Though Liane Moriarty has been popular for much longer in her native Australia, it wasn’t until her fifth book that she made a huge splash here in America. I read that fifth book, The Husband’s Secret, and really enjoyed it. But while it was sharp and witty and addicting (seriously, couldn’t put it down), there was still an element of sadness to it that made me not really fall in love with the story. After all, the husband has a dark secret, and you can’t get around how bad that secret feels, even when everything is resolved in the best way that it could be.
Still, the writing was top-notch and the story was rich. I liked it enough to buy her next release, Big Little Lies, the day it came out, and it was worth every penny of the cover price. I was instantly hooked and read until the very end with a giant smile on my face because I knew I was reading something exceptionally good.
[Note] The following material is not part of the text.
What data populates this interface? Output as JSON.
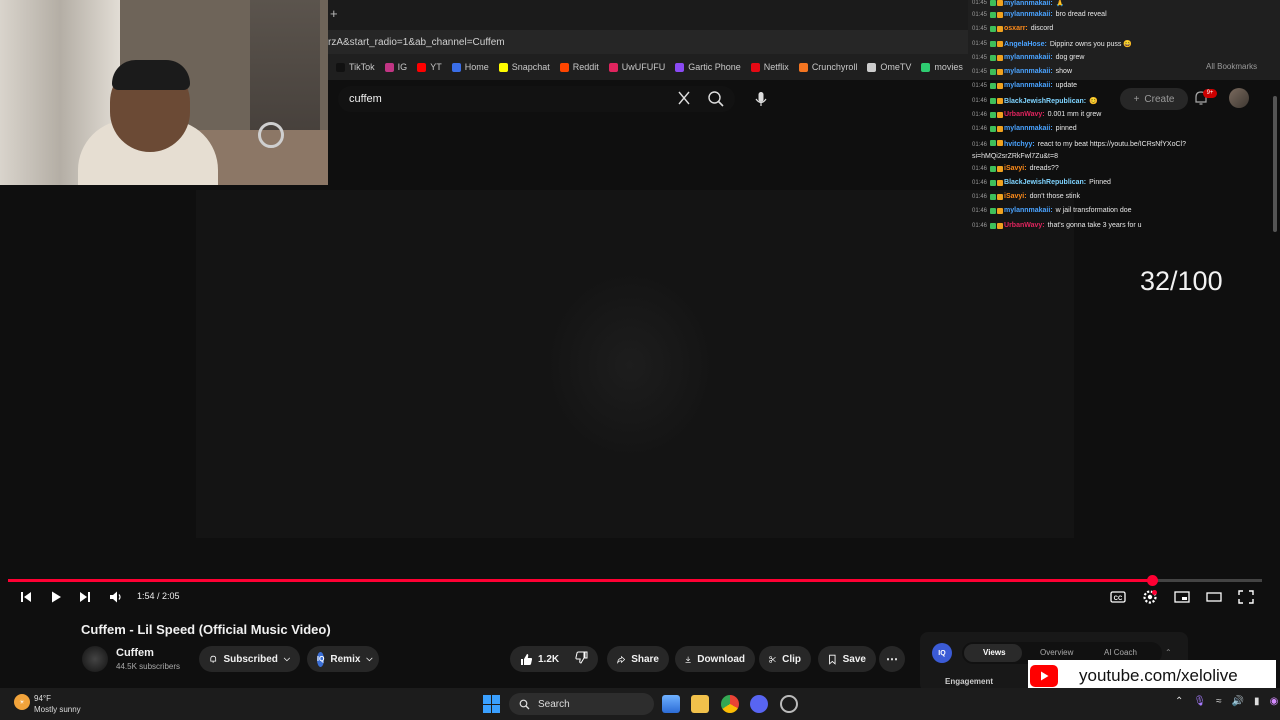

Big Little Lies takes place in a seaside Australian town, and the central story has a great hook: a parent-teacher fundraising party for a kindergarten class gets so out of control that someone is murdered, and other than the fact that the victim is a major character, the reader has no idea who, how, or why. Interspersed throughout the novel are snippets of news reports and interviews with people at the party, so you get bits and pieces but no actual information until later in the story. It’s a brilliant, well-paced reveal that keeps you up reading way past your bedtime (or in my case, way past state lines: I read this on a road-trip home from Florida, and my poor car-mates didn’t hear a peep out of me for about twelve hours).
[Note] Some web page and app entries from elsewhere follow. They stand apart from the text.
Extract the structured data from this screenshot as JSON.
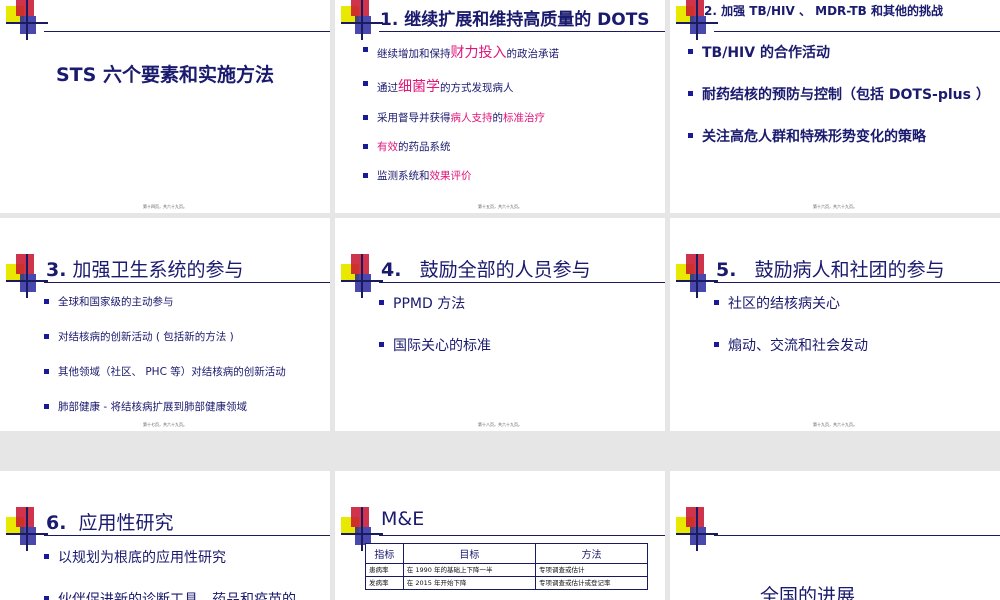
{
  "slides": {
    "s1": {
      "title": "STS 六个要素和实施方法",
      "footer": "第十四页，共六十九页。"
    },
    "s2": {
      "title_num": "1.",
      "title_text": "继续扩展和维持高质量的 DOTS",
      "items": [
        {
          "pre": "继续增加和保持",
          "hl": "财力投入",
          "post": "的政治承诺"
        },
        {
          "pre": "通过",
          "hl": "细菌学",
          "post": "的方式发现病人"
        },
        {
          "pre": "采用督导并获得",
          "hl": "病人支持",
          "post": "的",
          "hl2": "标准治疗"
        },
        {
          "pre": "",
          "hl": "有效",
          "post": "的药品系统"
        },
        {
          "pre": "监测系统和",
          "hl": "效果评价",
          "post": ""
        }
      ],
      "footer": "第十五页，共六十九页。"
    },
    "s3": {
      "title": "2. 加强 TB/HIV 、 MDR-TB 和其他的挑战",
      "items": [
        "TB/HIV 的合作活动",
        "耐药结核的预防与控制（包括 DOTS-plus ）",
        "关注高危人群和特殊形势变化的策略"
      ],
      "footer": "第十六页，共六十九页。"
    },
    "s4": {
      "title_num": "3.",
      "title_text": "加强卫生系统的参与",
      "items": [
        "全球和国家级的主动参与",
        "对结核病的创新活动 ( 包括新的方法 )",
        "其他领域（社区、 PHC 等）对结核病的创新活动",
        "肺部健康 - 将结核病扩展到肺部健康领域"
      ],
      "footer": "第十七页，共六十九页。"
    },
    "s5": {
      "title_num": "4.",
      "title_text": "鼓励全部的人员参与",
      "items": [
        "PPMD 方法",
        "国际关心的标准"
      ],
      "footer": "第十八页，共六十九页。"
    },
    "s6": {
      "title_num": "5.",
      "title_text": "鼓励病人和社团的参与",
      "items": [
        "社区的结核病关心",
        "煽动、交流和社会发动"
      ],
      "footer": "第十九页，共六十九页。"
    },
    "s7": {
      "title_num": "6.",
      "title_text": "应用性研究",
      "items": [
        "以规划为根底的应用性研究",
        "伙伴促进新的诊断工具、药品和疫苗的"
      ]
    },
    "s8": {
      "title": "M&E",
      "headers": [
        "指标",
        "目标",
        "方法"
      ],
      "rows": [
        [
          "患病率",
          "在 1990 年的基础上下降一半",
          "专项调查或估计"
        ],
        [
          "发病率",
          "在 2015 年开始下降",
          "专项调查或估计或登记率"
        ]
      ]
    },
    "s9": {
      "title": "全国的进展"
    }
  }
}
The story features three main protagonists/POVs: Madeline, a whirlwind of a character who can be a major gossip but also always has your back; Celeste, a beautiful, kind soul with a deep dark secret of her own; and Jane, a 22-year-old mother who comes to town for a fresh start after a traumatic event in her past. Madeline and Celeste take Jane under their wing, and suddenly their lives are interconnected in really imaginative, ingenious ways. All of this culminates the night of the murder/kindergarten-parent party, and the story is told in segments leading up to that night.
The entire time I was reading, I was admiring the writing and the twists and turns – I loved every minute and every plot reveal. BLL has every single element that I loved about The Husband’s Secret (scandal, intrigue, rich characters, sharp dialogue, a hilariously sarcastic sense of humor) but it also addressed the problems I found in the first one: there’s a central mystery here, and a death that needs to be explained, but it’s handled in a much lighter (more fun!) manner, and the secret isn’t so dark that you can’t root for all the main characters.
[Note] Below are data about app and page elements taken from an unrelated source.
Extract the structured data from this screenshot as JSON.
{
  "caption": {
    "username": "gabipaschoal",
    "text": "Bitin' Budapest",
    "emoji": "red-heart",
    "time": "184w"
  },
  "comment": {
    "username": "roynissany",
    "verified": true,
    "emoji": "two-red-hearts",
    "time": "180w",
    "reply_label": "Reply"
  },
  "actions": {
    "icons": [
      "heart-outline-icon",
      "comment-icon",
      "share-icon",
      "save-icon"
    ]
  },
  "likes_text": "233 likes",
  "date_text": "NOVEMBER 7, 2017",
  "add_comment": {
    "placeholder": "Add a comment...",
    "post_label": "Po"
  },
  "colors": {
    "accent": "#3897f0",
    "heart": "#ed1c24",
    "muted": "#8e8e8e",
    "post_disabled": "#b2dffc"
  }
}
If you want something completely addicting (I wish I had this book for every road-trip), light-hearted but still substantial, and really well-written and layered, then I highly recommend Big Little Lies. And you know I’ll be buying the author’s next novel the day it comes out, too.